## Try it
Give back every record exactly, with its pictures left out.
******
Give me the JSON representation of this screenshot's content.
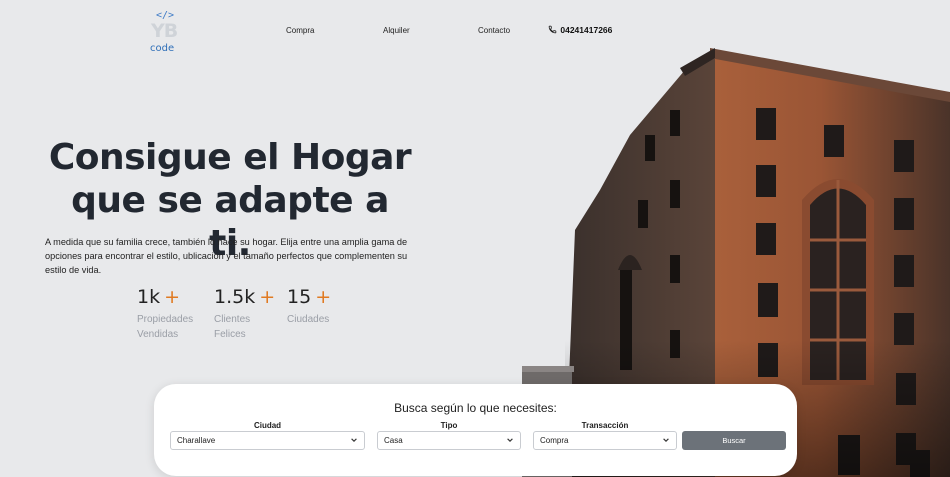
{
  "header": {
    "logo_symbol": "</>",
    "logo_letters": "YB",
    "logo_text": "code",
    "nav": [
      {
        "label": "Compra"
      },
      {
        "label": "Alquiler"
      },
      {
        "label": "Contacto"
      }
    ],
    "phone": "04241417266",
    "phone_icon": "phone-icon"
  },
  "hero": {
    "title_line1": "Consigue el Hogar",
    "title_line2": "que se adapte a ti.",
    "description": "A medida que su familia crece, también lo hace su hogar. Elija entre una amplia gama de opciones para encontrar el estilo, ublicación y el tamaño perfectos que complementen su estilo de vida.",
    "stats": [
      {
        "value": "1k",
        "plus": "+",
        "label_line1": "Propiedades",
        "label_line2": "Vendidas"
      },
      {
        "value": "1.5k",
        "plus": "+",
        "label_line1": "Clientes",
        "label_line2": "Felices"
      },
      {
        "value": "15",
        "plus": "+",
        "label_line1": "Ciudades",
        "label_line2": ""
      }
    ],
    "image": "building-photo"
  },
  "search": {
    "title": "Busca según lo que necesites:",
    "fields": [
      {
        "label": "Ciudad",
        "value": "Charallave"
      },
      {
        "label": "Tipo",
        "value": "Casa"
      },
      {
        "label": "Transacción",
        "value": "Compra"
      }
    ],
    "button": "Buscar"
  },
  "colors": {
    "accent": "#e07a22",
    "background": "#e8e9eb",
    "button": "#6c7279",
    "logo_blue": "#2f6fb8"
  }
}
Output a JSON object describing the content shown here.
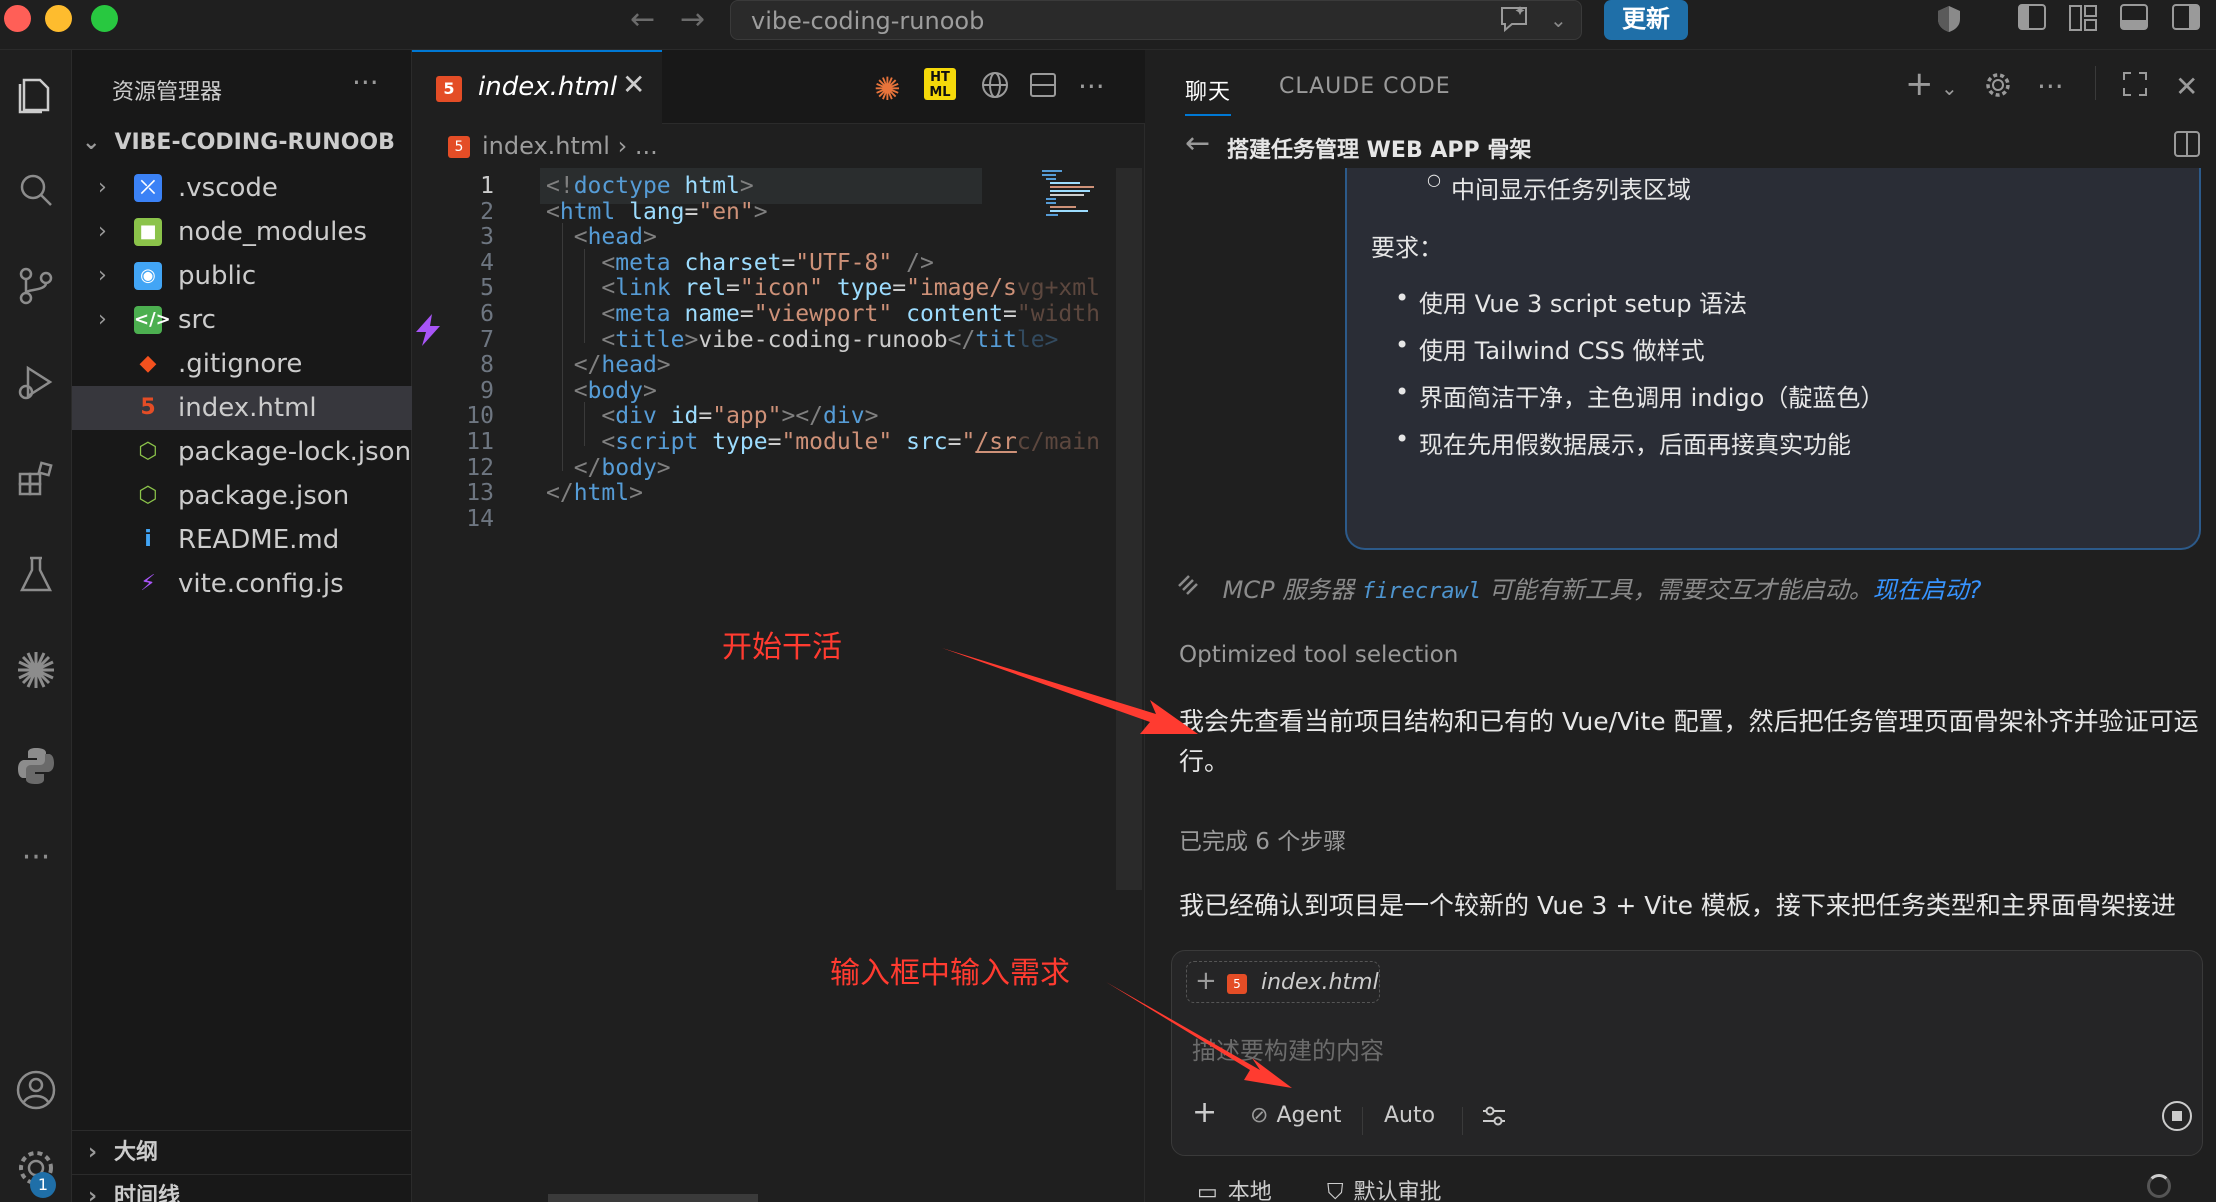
{
  "window": {
    "search_text": "vibe-coding-runoob",
    "update_button": "更新"
  },
  "explorer": {
    "title": "资源管理器",
    "more": "···",
    "root": "VIBE-CODING-RUNOOB",
    "items": [
      {
        "label": ".vscode",
        "kind": "folder",
        "color": "#3b82f6"
      },
      {
        "label": "node_modules",
        "kind": "folder",
        "color": "#8bc34a"
      },
      {
        "label": "public",
        "kind": "folder",
        "color": "#42a5f5"
      },
      {
        "label": "src",
        "kind": "folder",
        "color": "#4caf50"
      },
      {
        "label": ".gitignore",
        "kind": "file",
        "color": "#f4511e"
      },
      {
        "label": "index.html",
        "kind": "file",
        "color": "#e44d26"
      },
      {
        "label": "package-lock.json",
        "kind": "file",
        "color": "#8bc34a"
      },
      {
        "label": "package.json",
        "kind": "file",
        "color": "#8bc34a"
      },
      {
        "label": "README.md",
        "kind": "file",
        "color": "#42a5f5"
      },
      {
        "label": "vite.config.js",
        "kind": "file",
        "color": "#a855f7"
      }
    ],
    "outline": "大纲",
    "timeline": "时间线"
  },
  "activity": {
    "badge": "1"
  },
  "editor": {
    "tab_label": "index.html",
    "breadcrumb_file": "index.html",
    "breadcrumb_rest": "› ...",
    "line_numbers": [
      "1",
      "2",
      "3",
      "4",
      "5",
      "6",
      "7",
      "8",
      "9",
      "10",
      "11",
      "12",
      "13",
      "14"
    ]
  },
  "chat": {
    "tab_chat": "聊天",
    "tab_claude": "CLAUDE CODE",
    "thread_title": "搭建任务管理 WEB APP 骨架",
    "card_sub": "中间显示任务列表区域",
    "card_heading": "要求：",
    "card_bullets": [
      "使用 Vue 3 script setup 语法",
      "使用 Tailwind CSS 做样式",
      "界面简洁干净，主色调用 indigo（靛蓝色）",
      "现在先用假数据展示，后面再接真实功能"
    ],
    "mcp_prefix": "MCP 服务器",
    "mcp_server": "firecrawl",
    "mcp_middle": "可能有新工具，需要交互才能启动。",
    "mcp_link": "现在启动?",
    "optimized": "Optimized tool selection",
    "reply_1": "我会先查看当前项目结构和已有的 Vue/Vite 配置，然后把任务管理页面骨架补齐并验证可运行。",
    "steps": "已完成 6 个步骤",
    "reply_2": "我已经确认到项目是一个较新的 Vue 3 + Vite 模板，接下来把任务类型和主界面骨架接进",
    "input": {
      "chip_label": "index.html",
      "placeholder": "描述要构建的内容",
      "agent": "Agent",
      "auto": "Auto"
    },
    "footer_local": "本地",
    "footer_approve": "默认审批"
  },
  "annotations": {
    "start": "开始干活",
    "input_hint": "输入框中输入需求"
  },
  "colors": {
    "accent": "#0078d4",
    "annotation": "#ff3b30"
  }
}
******
## Task response
Give me the JSON representation of this screenshot's content.
{
  "header": {
    "logo_symbol": "</>",
    "logo_letters": "YB",
    "logo_text": "code",
    "nav": [
      {
        "label": "Compra"
      },
      {
        "label": "Alquiler"
      },
      {
        "label": "Contacto"
      }
    ],
    "phone": "04241417266",
    "phone_icon": "phone-icon"
  },
  "hero": {
    "title_line1": "Consigue el Hogar",
    "title_line2": "que se adapte a ti.",
    "description": "A medida que su familia crece, también lo hace su hogar. Elija entre una amplia gama de opciones para encontrar el estilo, ublicación y el tamaño perfectos que complementen su estilo de vida.",
    "stats": [
      {
        "value": "1k",
        "plus": "+",
        "label_line1": "Propiedades",
        "label_line2": "Vendidas"
      },
      {
        "value": "1.5k",
        "plus": "+",
        "label_line1": "Clientes",
        "label_line2": "Felices"
      },
      {
        "value": "15",
        "plus": "+",
        "label_line1": "Ciudades",
        "label_line2": ""
      }
    ],
    "image": "building-photo"
  },
  "search": {
    "title": "Busca según lo que necesites:",
    "fields": [
      {
        "label": "Ciudad",
        "value": "Charallave"
      },
      {
        "label": "Tipo",
        "value": "Casa"
      },
      {
        "label": "Transacción",
        "value": "Compra"
      }
    ],
    "button": "Buscar"
  },
  "colors": {
    "accent": "#e07a22",
    "background": "#e8e9eb",
    "button": "#6c7279",
    "logo_blue": "#2f6fb8"
  }
}
Output a JSON object describing the content shown here.
{
  "window": {
    "search_text": "vibe-coding-runoob",
    "update_button": "更新"
  },
  "explorer": {
    "title": "资源管理器",
    "more": "···",
    "root": "VIBE-CODING-RUNOOB",
    "items": [
      {
        "label": ".vscode",
        "kind": "folder",
        "color": "#3b82f6"
      },
      {
        "label": "node_modules",
        "kind": "folder",
        "color": "#8bc34a"
      },
      {
        "label": "public",
        "kind": "folder",
        "color": "#42a5f5"
      },
      {
        "label": "src",
        "kind": "folder",
        "color": "#4caf50"
      },
      {
        "label": ".gitignore",
        "kind": "file",
        "color": "#f4511e"
      },
      {
        "label": "index.html",
        "kind": "file",
        "color": "#e44d26"
      },
      {
        "label": "package-lock.json",
        "kind": "file",
        "color": "#8bc34a"
      },
      {
        "label": "package.json",
        "kind": "file",
        "color": "#8bc34a"
      },
      {
        "label": "README.md",
        "kind": "file",
        "color": "#42a5f5"
      },
      {
        "label": "vite.config.js",
        "kind": "file",
        "color": "#a855f7"
      }
    ],
    "outline": "大纲",
    "timeline": "时间线"
  },
  "activity": {
    "badge": "1"
  },
  "editor": {
    "tab_label": "index.html",
    "breadcrumb_file": "index.html",
    "breadcrumb_rest": "› ...",
    "line_numbers": [
      "1",
      "2",
      "3",
      "4",
      "5",
      "6",
      "7",
      "8",
      "9",
      "10",
      "11",
      "12",
      "13",
      "14"
    ]
  },
  "chat": {
    "tab_chat": "聊天",
    "tab_claude": "CLAUDE CODE",
    "thread_title": "搭建任务管理 WEB APP 骨架",
    "card_sub": "中间显示任务列表区域",
    "card_heading": "要求：",
    "card_bullets": [
      "使用 Vue 3 script setup 语法",
      "使用 Tailwind CSS 做样式",
      "界面简洁干净，主色调用 indigo（靛蓝色）",
      "现在先用假数据展示，后面再接真实功能"
    ],
    "mcp_prefix": "MCP 服务器",
    "mcp_server": "firecrawl",
    "mcp_middle": "可能有新工具，需要交互才能启动。",
    "mcp_link": "现在启动?",
    "optimized": "Optimized tool selection",
    "reply_1": "我会先查看当前项目结构和已有的 Vue/Vite 配置，然后把任务管理页面骨架补齐并验证可运行。",
    "steps": "已完成 6 个步骤",
    "reply_2": "我已经确认到项目是一个较新的 Vue 3 + Vite 模板，接下来把任务类型和主界面骨架接进",
    "input": {
      "chip_label": "index.html",
      "placeholder": "描述要构建的内容",
      "agent": "Agent",
      "auto": "Auto"
    },
    "footer_local": "本地",
    "footer_approve": "默认审批"
  },
  "annotations": {
    "start": "开始干活",
    "input_hint": "输入框中输入需求"
  },
  "colors": {
    "accent": "#0078d4",
    "annotation": "#ff3b30"
  }
}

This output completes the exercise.